Saved data entries:
________________

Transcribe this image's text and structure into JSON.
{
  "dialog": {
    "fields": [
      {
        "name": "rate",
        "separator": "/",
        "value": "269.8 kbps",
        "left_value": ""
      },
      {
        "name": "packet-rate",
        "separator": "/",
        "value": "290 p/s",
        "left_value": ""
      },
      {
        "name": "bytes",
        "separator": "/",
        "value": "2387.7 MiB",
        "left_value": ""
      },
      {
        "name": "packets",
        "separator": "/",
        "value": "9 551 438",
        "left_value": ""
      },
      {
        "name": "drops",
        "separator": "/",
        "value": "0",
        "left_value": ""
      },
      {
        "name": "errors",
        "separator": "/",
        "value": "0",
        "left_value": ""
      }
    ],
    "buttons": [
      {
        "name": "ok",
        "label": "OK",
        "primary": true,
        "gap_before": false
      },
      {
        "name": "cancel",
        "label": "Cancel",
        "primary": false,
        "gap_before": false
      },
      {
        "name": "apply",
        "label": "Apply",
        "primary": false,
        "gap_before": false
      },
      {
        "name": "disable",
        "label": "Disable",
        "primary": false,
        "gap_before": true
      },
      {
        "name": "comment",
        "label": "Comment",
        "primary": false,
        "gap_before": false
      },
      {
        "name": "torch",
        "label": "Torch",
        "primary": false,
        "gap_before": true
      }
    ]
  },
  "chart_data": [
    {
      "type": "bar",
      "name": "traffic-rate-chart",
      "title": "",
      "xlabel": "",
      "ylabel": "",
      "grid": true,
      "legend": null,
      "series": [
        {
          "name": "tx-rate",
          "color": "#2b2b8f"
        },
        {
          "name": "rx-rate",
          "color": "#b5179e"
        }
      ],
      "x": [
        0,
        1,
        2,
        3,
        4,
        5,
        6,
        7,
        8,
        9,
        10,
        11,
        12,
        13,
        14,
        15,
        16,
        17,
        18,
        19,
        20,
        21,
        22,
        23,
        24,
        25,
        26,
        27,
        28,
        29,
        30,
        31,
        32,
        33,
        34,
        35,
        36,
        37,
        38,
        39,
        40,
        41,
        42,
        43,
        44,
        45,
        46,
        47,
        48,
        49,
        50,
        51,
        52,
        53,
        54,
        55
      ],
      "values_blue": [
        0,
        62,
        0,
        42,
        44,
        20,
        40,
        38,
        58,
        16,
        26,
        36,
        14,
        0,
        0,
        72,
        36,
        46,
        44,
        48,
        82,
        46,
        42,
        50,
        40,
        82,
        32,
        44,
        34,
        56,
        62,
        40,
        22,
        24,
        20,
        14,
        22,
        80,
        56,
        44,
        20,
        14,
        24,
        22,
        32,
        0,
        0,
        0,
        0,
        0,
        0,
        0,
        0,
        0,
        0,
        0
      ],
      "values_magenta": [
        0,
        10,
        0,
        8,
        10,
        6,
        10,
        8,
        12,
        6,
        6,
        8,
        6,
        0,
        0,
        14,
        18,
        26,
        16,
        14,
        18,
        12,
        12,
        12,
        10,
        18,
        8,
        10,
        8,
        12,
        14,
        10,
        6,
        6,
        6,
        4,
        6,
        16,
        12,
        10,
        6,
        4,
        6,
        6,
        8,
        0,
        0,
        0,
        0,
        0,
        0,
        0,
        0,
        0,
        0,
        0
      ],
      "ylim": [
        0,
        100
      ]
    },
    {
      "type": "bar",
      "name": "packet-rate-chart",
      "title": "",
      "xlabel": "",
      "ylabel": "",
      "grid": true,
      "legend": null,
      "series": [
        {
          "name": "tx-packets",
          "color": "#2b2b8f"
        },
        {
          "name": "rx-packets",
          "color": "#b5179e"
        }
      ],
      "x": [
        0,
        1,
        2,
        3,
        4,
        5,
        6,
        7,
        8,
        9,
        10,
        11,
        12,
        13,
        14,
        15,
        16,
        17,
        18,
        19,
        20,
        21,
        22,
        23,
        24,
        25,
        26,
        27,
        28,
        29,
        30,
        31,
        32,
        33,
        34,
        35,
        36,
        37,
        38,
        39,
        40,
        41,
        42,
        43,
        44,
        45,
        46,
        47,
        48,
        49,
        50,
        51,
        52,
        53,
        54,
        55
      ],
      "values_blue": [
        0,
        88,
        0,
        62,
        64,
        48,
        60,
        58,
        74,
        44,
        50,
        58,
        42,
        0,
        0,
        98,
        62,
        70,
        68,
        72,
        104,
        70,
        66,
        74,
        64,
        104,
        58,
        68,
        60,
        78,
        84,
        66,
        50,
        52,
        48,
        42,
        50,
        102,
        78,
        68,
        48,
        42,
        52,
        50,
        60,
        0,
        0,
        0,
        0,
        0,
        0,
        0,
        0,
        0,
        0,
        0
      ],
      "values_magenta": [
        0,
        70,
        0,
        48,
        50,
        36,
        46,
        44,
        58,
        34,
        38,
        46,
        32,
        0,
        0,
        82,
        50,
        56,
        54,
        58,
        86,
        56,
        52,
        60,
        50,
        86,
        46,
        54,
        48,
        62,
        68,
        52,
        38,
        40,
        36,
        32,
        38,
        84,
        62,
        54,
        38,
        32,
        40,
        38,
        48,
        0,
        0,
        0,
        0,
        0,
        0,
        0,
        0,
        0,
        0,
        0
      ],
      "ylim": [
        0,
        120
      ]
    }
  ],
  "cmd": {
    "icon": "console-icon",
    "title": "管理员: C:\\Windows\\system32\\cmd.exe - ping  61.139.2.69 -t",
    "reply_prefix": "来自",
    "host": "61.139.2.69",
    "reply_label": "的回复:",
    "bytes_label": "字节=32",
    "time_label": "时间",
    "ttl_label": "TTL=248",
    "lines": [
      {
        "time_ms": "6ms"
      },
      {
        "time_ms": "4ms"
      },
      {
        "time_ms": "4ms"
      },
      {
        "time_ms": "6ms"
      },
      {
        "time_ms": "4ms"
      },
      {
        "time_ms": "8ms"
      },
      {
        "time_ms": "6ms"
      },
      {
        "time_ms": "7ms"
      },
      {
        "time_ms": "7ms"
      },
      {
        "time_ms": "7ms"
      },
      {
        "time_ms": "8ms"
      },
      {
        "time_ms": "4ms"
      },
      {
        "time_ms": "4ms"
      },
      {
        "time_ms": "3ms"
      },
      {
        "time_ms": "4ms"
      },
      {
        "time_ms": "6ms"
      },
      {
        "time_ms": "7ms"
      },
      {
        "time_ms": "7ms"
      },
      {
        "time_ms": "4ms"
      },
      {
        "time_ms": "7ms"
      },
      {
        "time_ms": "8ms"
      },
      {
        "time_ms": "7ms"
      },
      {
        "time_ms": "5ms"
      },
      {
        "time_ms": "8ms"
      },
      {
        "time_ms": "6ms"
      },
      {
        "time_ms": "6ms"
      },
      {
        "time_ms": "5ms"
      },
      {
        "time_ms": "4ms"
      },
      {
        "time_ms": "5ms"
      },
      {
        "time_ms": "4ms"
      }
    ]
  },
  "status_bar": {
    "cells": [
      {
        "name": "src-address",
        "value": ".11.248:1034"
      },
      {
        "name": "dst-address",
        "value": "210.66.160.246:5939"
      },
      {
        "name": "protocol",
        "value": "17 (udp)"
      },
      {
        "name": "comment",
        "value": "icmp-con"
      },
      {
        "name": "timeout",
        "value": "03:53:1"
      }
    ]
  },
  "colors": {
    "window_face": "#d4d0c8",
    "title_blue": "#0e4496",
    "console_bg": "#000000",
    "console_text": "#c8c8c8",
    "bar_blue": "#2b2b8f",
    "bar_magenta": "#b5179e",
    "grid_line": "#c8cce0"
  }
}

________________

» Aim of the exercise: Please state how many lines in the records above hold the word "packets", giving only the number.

» Result below: 3